**DATA TO USE:**
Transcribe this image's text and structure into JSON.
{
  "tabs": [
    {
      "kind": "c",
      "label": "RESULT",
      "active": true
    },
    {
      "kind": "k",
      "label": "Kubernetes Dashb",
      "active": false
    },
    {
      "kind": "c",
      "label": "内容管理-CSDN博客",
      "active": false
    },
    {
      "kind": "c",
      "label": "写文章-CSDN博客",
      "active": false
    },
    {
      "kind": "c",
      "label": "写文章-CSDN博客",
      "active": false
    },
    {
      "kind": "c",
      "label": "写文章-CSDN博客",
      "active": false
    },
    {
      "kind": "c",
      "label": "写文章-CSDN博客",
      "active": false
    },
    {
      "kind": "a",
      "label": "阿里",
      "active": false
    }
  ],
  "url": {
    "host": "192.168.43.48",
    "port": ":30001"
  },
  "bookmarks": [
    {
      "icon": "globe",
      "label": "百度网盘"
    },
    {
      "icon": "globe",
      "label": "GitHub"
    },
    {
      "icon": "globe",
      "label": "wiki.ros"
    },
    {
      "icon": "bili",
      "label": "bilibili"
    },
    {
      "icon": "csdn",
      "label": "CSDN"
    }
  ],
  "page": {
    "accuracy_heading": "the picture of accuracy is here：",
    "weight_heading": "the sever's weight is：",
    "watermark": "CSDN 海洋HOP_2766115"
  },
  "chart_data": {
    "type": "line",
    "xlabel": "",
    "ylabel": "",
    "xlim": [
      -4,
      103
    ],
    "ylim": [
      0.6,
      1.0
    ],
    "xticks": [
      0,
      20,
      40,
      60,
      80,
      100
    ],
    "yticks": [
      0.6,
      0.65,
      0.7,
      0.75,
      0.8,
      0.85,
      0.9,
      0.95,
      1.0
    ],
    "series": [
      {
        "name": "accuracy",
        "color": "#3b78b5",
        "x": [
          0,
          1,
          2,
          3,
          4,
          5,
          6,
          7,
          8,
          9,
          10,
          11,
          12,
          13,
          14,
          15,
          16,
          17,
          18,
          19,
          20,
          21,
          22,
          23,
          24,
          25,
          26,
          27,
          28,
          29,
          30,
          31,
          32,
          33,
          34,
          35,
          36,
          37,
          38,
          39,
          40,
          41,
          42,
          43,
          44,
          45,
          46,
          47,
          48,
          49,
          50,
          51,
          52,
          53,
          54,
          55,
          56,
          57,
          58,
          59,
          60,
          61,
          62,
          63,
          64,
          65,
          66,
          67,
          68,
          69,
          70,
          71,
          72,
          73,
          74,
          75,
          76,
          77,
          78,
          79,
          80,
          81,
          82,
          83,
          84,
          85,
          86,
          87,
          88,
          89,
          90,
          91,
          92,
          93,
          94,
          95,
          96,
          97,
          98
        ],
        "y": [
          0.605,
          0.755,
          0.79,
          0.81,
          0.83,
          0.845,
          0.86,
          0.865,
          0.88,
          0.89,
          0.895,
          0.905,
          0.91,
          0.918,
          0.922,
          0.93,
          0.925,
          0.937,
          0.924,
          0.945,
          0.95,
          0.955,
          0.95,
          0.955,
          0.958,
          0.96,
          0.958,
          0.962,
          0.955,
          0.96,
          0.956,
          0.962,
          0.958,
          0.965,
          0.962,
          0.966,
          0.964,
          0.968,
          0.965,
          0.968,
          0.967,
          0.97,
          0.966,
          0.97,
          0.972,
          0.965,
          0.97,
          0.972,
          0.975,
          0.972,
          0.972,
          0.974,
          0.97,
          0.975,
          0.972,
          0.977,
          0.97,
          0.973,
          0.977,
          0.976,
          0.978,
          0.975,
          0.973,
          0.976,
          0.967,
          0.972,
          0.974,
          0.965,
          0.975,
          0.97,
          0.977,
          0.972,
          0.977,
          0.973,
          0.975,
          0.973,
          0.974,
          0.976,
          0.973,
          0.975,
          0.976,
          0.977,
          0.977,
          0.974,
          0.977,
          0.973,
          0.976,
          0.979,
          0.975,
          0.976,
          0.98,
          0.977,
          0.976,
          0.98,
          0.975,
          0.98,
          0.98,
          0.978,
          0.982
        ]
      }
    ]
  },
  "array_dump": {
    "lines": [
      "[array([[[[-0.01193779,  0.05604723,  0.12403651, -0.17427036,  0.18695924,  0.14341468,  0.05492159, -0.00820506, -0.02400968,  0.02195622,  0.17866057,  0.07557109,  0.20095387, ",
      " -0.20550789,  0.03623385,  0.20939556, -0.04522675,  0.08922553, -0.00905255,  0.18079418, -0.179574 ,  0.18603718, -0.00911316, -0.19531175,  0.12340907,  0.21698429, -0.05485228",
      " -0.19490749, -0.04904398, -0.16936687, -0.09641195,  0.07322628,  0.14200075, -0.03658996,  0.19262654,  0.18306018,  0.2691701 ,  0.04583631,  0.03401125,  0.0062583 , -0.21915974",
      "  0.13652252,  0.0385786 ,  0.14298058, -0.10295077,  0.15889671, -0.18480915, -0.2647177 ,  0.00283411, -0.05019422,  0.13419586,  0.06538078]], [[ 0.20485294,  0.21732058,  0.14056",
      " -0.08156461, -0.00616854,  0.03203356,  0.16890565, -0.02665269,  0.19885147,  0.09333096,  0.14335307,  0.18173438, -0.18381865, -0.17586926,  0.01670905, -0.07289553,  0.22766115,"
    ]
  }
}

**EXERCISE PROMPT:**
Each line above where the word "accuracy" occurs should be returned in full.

**SOLUTION TO THIS TASK:**
    "accuracy_heading": "the picture of accuracy is here：",
        "name": "accuracy",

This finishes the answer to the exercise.